These three very bad driving habits make up a disproportionate share of fatal traffic accidents. Between 2000 and today, over 624,000 people have died because of motor vehicle accidents. Of those 624,000, 213,000 died in an accident in which at least one driver had higher than .08 blood alcohol content in his or her blood and thus was legally too drunk to drive. Additionally, over 197,000 people died because of speeding, which can include both exceeding the posted limit and just traveling too fast for the road and traffic conditions. Finally, around 78,000 people died because of some form of distracted driving.
In short, over 488,000 deaths, that is over 75% of the total traffic fatalities in the last 20 or so years, have connection to one of three bad driving habits. It does not take much for an Austin, Texas, motorist to drive sober and to drive at an appropriate and safe speed. While some distractions on the road can be hard to avoid, a little discipline goes a long way in this respect as well. At a minimum, drivers can easily commit to not texting and driving. Most fatal accidents can be prevented with a little care and concern.
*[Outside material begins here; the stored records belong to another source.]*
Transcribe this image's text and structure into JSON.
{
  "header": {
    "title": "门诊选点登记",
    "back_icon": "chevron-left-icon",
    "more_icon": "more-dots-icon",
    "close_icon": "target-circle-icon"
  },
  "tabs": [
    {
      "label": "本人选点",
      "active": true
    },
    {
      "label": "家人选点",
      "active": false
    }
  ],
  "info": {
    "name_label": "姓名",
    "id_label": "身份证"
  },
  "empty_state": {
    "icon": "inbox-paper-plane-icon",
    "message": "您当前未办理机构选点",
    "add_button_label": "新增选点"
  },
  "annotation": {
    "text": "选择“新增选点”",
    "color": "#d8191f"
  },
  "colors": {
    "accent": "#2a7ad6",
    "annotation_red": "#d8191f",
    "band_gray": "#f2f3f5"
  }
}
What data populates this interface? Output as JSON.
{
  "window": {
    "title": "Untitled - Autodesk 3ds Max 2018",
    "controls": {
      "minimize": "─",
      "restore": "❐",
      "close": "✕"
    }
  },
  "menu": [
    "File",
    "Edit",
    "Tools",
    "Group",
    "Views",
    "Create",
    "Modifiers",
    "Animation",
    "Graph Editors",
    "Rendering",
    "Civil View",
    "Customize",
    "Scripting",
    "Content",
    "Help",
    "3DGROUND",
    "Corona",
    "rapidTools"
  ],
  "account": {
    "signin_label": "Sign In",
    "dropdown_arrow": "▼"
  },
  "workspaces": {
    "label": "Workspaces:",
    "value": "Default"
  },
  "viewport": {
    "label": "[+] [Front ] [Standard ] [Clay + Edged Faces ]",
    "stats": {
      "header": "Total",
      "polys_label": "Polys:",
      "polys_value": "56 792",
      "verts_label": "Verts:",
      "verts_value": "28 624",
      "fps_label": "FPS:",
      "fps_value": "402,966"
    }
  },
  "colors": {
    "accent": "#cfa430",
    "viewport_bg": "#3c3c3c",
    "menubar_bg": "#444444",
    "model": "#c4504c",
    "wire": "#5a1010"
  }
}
Those who have lost a loved one in a deadly traffic accident should consider evaluating whether they have a case for pursuing compensation from the responsible party.